[GIVEN RECORDS Boundary: Start]

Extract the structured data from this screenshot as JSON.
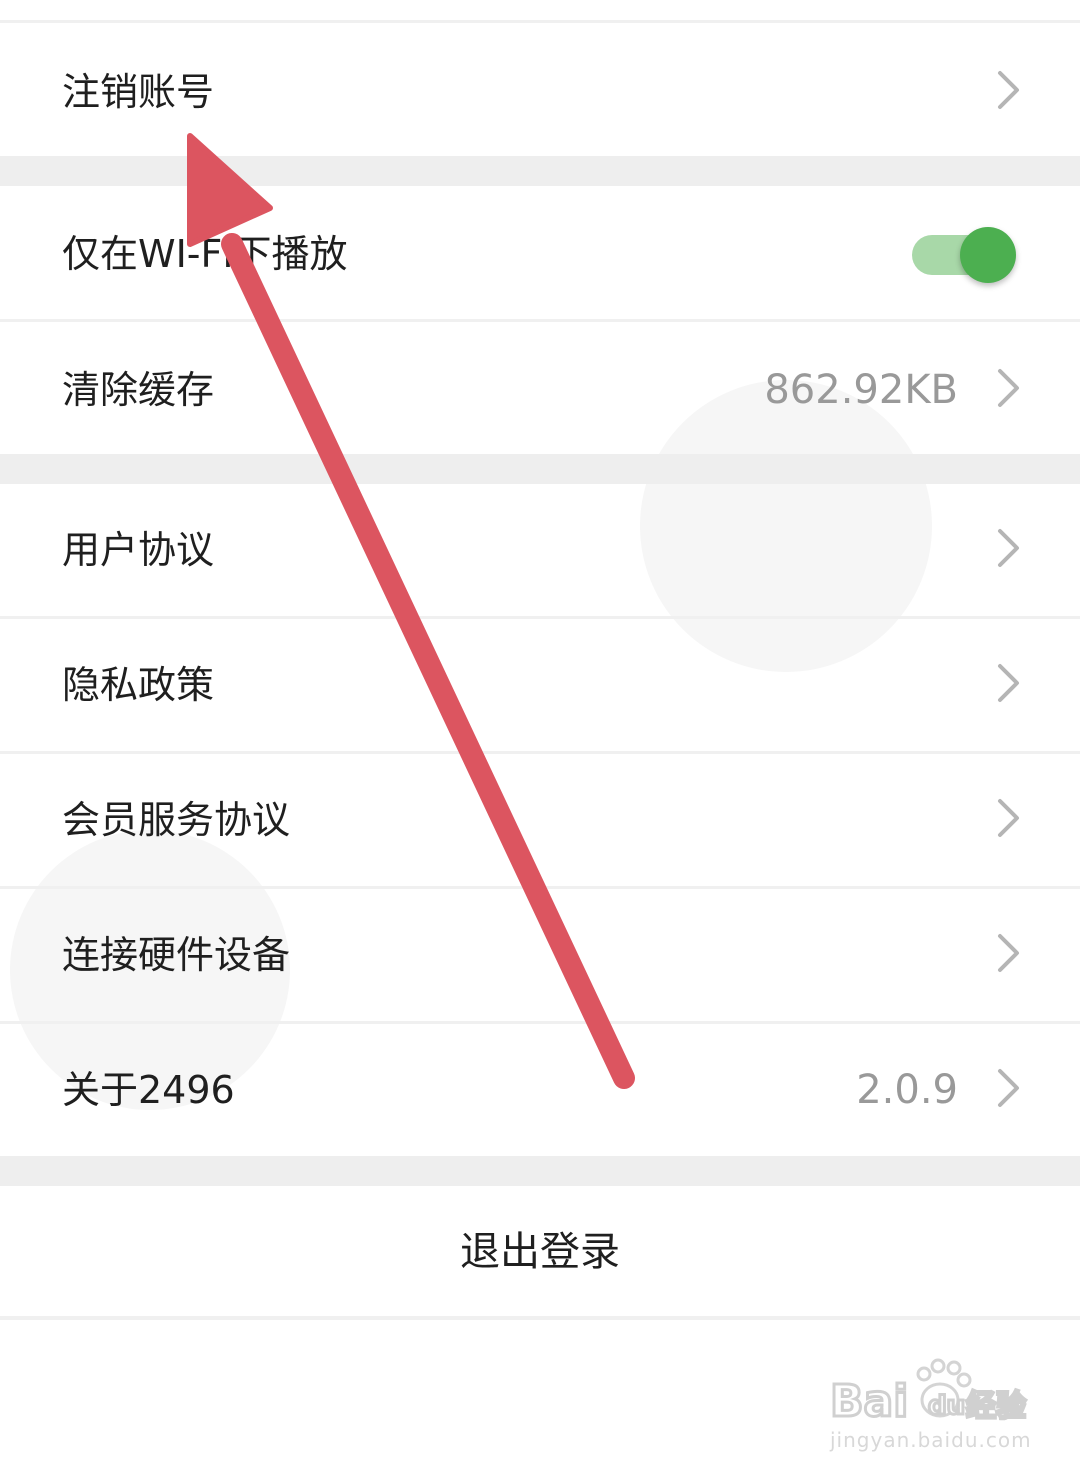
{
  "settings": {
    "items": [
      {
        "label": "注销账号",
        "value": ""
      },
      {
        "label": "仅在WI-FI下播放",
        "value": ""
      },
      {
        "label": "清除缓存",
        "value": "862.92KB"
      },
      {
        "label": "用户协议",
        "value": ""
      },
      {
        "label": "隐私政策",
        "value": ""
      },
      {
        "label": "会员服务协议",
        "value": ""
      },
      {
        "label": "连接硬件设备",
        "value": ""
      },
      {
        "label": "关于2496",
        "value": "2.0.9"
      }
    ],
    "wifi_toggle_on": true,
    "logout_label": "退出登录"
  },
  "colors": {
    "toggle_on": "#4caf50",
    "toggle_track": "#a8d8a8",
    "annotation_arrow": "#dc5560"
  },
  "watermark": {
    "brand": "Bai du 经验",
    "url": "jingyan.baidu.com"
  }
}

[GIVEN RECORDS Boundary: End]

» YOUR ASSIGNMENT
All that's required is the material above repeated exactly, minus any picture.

» ANSWER TO THE EXERCISE
Extract the structured data from this screenshot as JSON.
{
  "settings": {
    "items": [
      {
        "label": "注销账号",
        "value": ""
      },
      {
        "label": "仅在WI-FI下播放",
        "value": ""
      },
      {
        "label": "清除缓存",
        "value": "862.92KB"
      },
      {
        "label": "用户协议",
        "value": ""
      },
      {
        "label": "隐私政策",
        "value": ""
      },
      {
        "label": "会员服务协议",
        "value": ""
      },
      {
        "label": "连接硬件设备",
        "value": ""
      },
      {
        "label": "关于2496",
        "value": "2.0.9"
      }
    ],
    "wifi_toggle_on": true,
    "logout_label": "退出登录"
  },
  "colors": {
    "toggle_on": "#4caf50",
    "toggle_track": "#a8d8a8",
    "annotation_arrow": "#dc5560"
  },
  "watermark": {
    "brand": "Bai du 经验",
    "url": "jingyan.baidu.com"
  }
}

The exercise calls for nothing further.